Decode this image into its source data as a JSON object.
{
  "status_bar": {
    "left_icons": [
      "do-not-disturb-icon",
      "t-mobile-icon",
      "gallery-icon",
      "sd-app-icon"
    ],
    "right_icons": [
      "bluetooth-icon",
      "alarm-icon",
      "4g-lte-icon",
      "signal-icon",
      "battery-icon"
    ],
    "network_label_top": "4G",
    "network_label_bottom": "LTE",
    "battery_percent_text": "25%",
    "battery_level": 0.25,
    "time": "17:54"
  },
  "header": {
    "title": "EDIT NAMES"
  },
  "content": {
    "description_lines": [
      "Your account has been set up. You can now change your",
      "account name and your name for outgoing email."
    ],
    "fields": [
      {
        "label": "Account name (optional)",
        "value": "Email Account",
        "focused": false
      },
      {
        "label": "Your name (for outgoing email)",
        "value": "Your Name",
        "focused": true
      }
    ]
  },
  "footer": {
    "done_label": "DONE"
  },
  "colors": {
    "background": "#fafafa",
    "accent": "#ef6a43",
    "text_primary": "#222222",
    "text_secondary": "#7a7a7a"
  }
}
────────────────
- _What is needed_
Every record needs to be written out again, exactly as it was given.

- _Written answer_
Decode this image into its source data as a JSON object.
{
  "status_bar": {
    "left_icons": [
      "do-not-disturb-icon",
      "t-mobile-icon",
      "gallery-icon",
      "sd-app-icon"
    ],
    "right_icons": [
      "bluetooth-icon",
      "alarm-icon",
      "4g-lte-icon",
      "signal-icon",
      "battery-icon"
    ],
    "network_label_top": "4G",
    "network_label_bottom": "LTE",
    "battery_percent_text": "25%",
    "battery_level": 0.25,
    "time": "17:54"
  },
  "header": {
    "title": "EDIT NAMES"
  },
  "content": {
    "description_lines": [
      "Your account has been set up. You can now change your",
      "account name and your name for outgoing email."
    ],
    "fields": [
      {
        "label": "Account name (optional)",
        "value": "Email Account",
        "focused": false
      },
      {
        "label": "Your name (for outgoing email)",
        "value": "Your Name",
        "focused": true
      }
    ]
  },
  "footer": {
    "done_label": "DONE"
  },
  "colors": {
    "background": "#fafafa",
    "accent": "#ef6a43",
    "text_primary": "#222222",
    "text_secondary": "#7a7a7a"
  }
}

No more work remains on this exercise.